The 'Wine Windows' of Florence
It is hard to walk around Florence for long before one starts to notice what look like tiny windows at the base of some of the city's palazzi. A few of the 'windows' are inscribed with the word vino, which gives a clue as to their purpose.
Known as buchette del vino (little holes of wine), they were the means by which the owners of a palazzo sold their wine directly to the public. Cutting out the middle men had obvious advantages for both buyers and sellers.
The buchette del vino were sometimes referred to as tabernacoli del vino, as their shape resembles that of small shrines (tabernacoli).
The Scottish writer Tobias Smollett (1721-77) wrote about the buchette in his book Travels in France and Italy (1766): "...in every palace or great house in this city, there is a little window fronting the street, provided with an iron knocker, and over it hangs an empty flask, by way of a signpost. Thither you send your servant to buy a bottle of wine.
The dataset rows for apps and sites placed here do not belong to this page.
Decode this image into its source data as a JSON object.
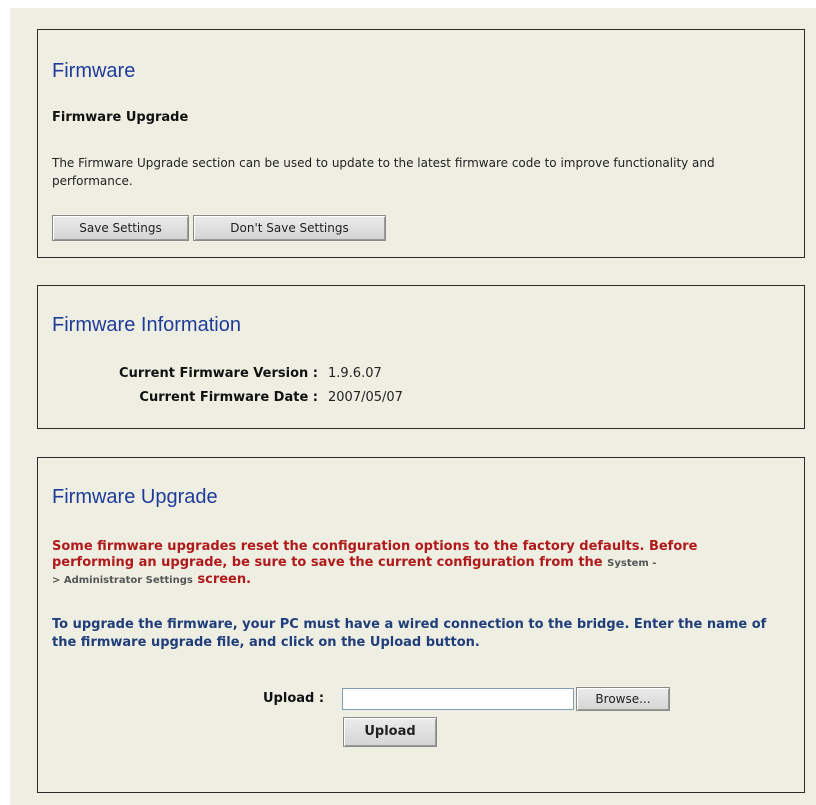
{
  "firmware_panel": {
    "title": "Firmware",
    "subtitle": "Firmware Upgrade",
    "description": "The Firmware Upgrade section can be used to update to the latest firmware code to improve functionality and performance.",
    "save_button": "Save Settings",
    "dont_save_button": "Don't Save Settings"
  },
  "info_panel": {
    "title": "Firmware Information",
    "version_label": "Current Firmware Version :",
    "version_value": "1.9.6.07",
    "date_label": "Current Firmware Date :",
    "date_value": "2007/05/07"
  },
  "upgrade_panel": {
    "title": "Firmware Upgrade",
    "warning_part1": "Some firmware upgrades reset the configuration options to the factory defaults. Before performing an upgrade, be sure to save the current configuration from the ",
    "warning_link1": "System -",
    "warning_link2": "> Administrator Settings",
    "warning_part2": " screen.",
    "instructions": "To upgrade the firmware, your PC must have a wired connection to the bridge. Enter the name of the firmware upgrade file, and click on the Upload button.",
    "upload_label": "Upload :",
    "upload_value": "",
    "browse_button": "Browse...",
    "upload_button": "Upload"
  }
}
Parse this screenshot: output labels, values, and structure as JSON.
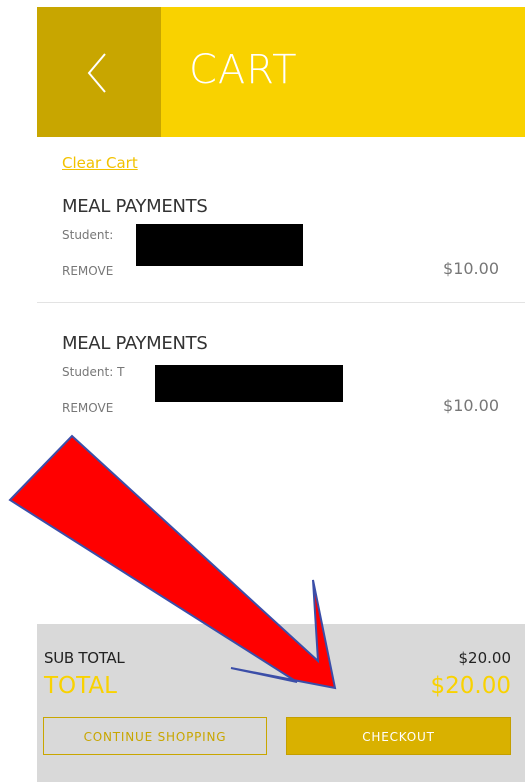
{
  "header": {
    "title": "CART",
    "back_icon": "chevron-left-icon",
    "background_color": "#f9d200",
    "back_color": "#c8a600"
  },
  "cart": {
    "clear_label": "Clear Cart",
    "items": [
      {
        "title": "MEAL PAYMENTS",
        "student_label": "Student:",
        "remove_label": "REMOVE",
        "price": "$10.00"
      },
      {
        "title": "MEAL PAYMENTS",
        "student_label": "Student: T",
        "remove_label": "REMOVE",
        "price": "$10.00"
      }
    ]
  },
  "summary": {
    "subtotal_label": "SUB TOTAL",
    "subtotal_value": "$20.00",
    "total_label": "TOTAL",
    "total_value": "$20.00",
    "accent_color": "#f9d200"
  },
  "actions": {
    "continue_label": "CONTINUE SHOPPING",
    "checkout_label": "CHECKOUT"
  },
  "annotation": {
    "arrow_color": "#ff0000"
  }
}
He knocks at the little wicket, which is opened immediately by a domestic, who supplies him with what he wants..."
The practice died out long ago and many of the buchette del vino, or 'wine windows' as they have come to be known in English, were either sealed up or removed.